Available records —

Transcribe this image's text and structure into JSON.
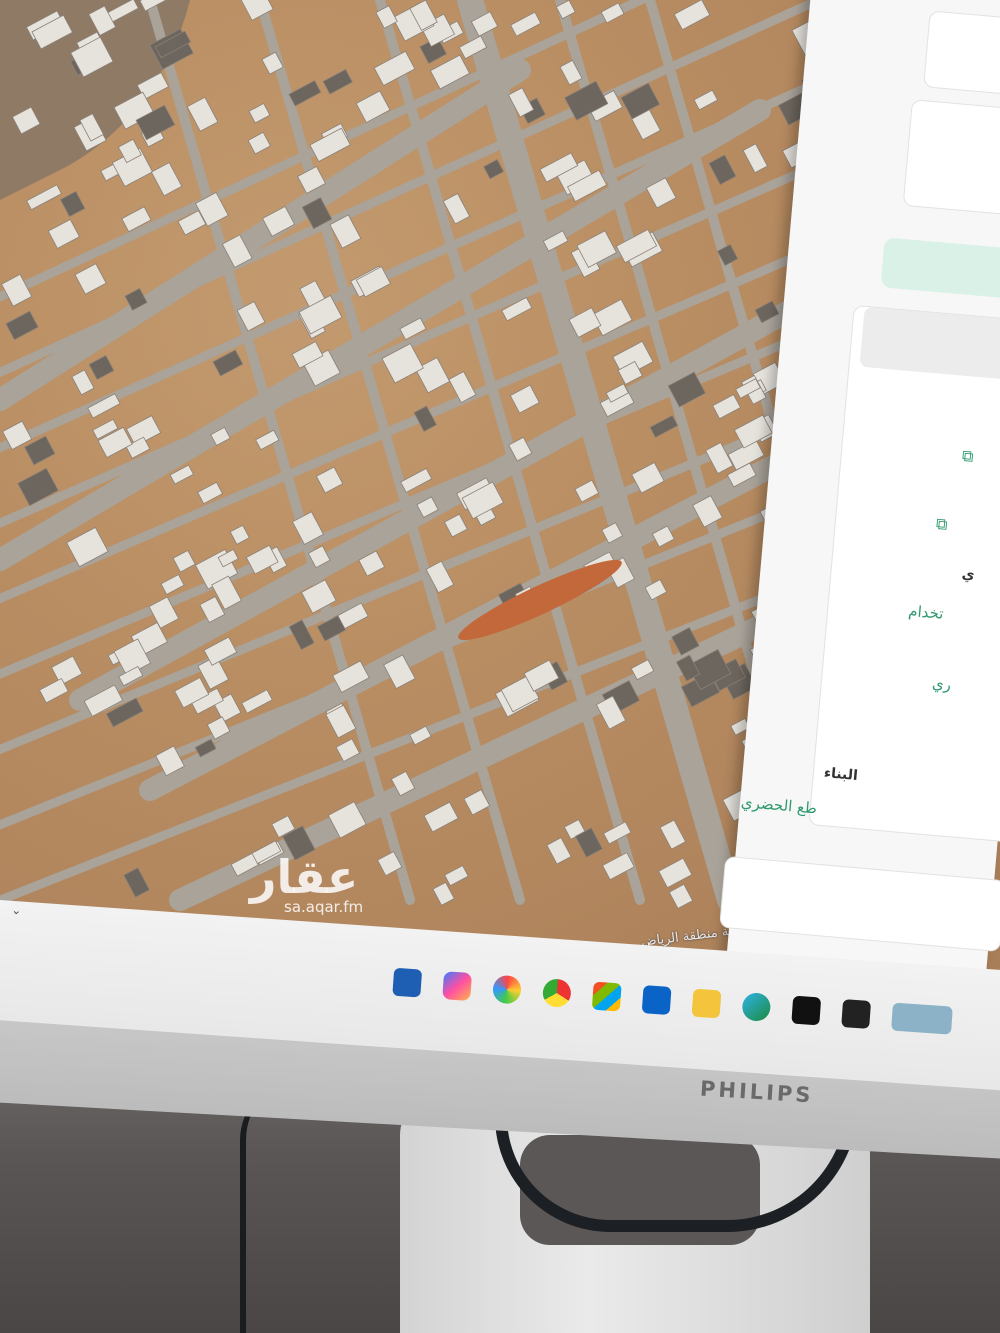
{
  "monitor": {
    "brand": "PHILIPS"
  },
  "watermark": {
    "logo": "عقار",
    "url": "sa.aqar.fm"
  },
  "map": {
    "credit": "جميع الحقوق محفوظة لأمانة منطقة الرياض"
  },
  "panel": {
    "label_1": "ي",
    "value_1": "تخدام",
    "value_2": "ري",
    "label_2": "البناء",
    "value_3": "طع الحضري"
  },
  "colors": {
    "soil": "#b98d62",
    "road": "#a9a39a",
    "building": "#e6e3dd",
    "panel_accent": "#2e9a6e",
    "panel_button": "#d9f1e6"
  },
  "taskbar": {
    "icons": [
      "widgets-icon",
      "copilot-icon",
      "photos-icon",
      "chrome-icon",
      "store-icon",
      "outlook-icon",
      "folder-icon",
      "edge-icon",
      "capcut-icon",
      "app-icon",
      "thumbnail-icon"
    ]
  }
}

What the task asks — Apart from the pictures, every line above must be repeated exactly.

Problem solution —
Transcribe this image's text and structure into JSON.
{
  "monitor": {
    "brand": "PHILIPS"
  },
  "watermark": {
    "logo": "عقار",
    "url": "sa.aqar.fm"
  },
  "map": {
    "credit": "جميع الحقوق محفوظة لأمانة منطقة الرياض"
  },
  "panel": {
    "label_1": "ي",
    "value_1": "تخدام",
    "value_2": "ري",
    "label_2": "البناء",
    "value_3": "طع الحضري"
  },
  "colors": {
    "soil": "#b98d62",
    "road": "#a9a39a",
    "building": "#e6e3dd",
    "panel_accent": "#2e9a6e",
    "panel_button": "#d9f1e6"
  },
  "taskbar": {
    "icons": [
      "widgets-icon",
      "copilot-icon",
      "photos-icon",
      "chrome-icon",
      "store-icon",
      "outlook-icon",
      "folder-icon",
      "edge-icon",
      "capcut-icon",
      "app-icon",
      "thumbnail-icon"
    ]
  }
}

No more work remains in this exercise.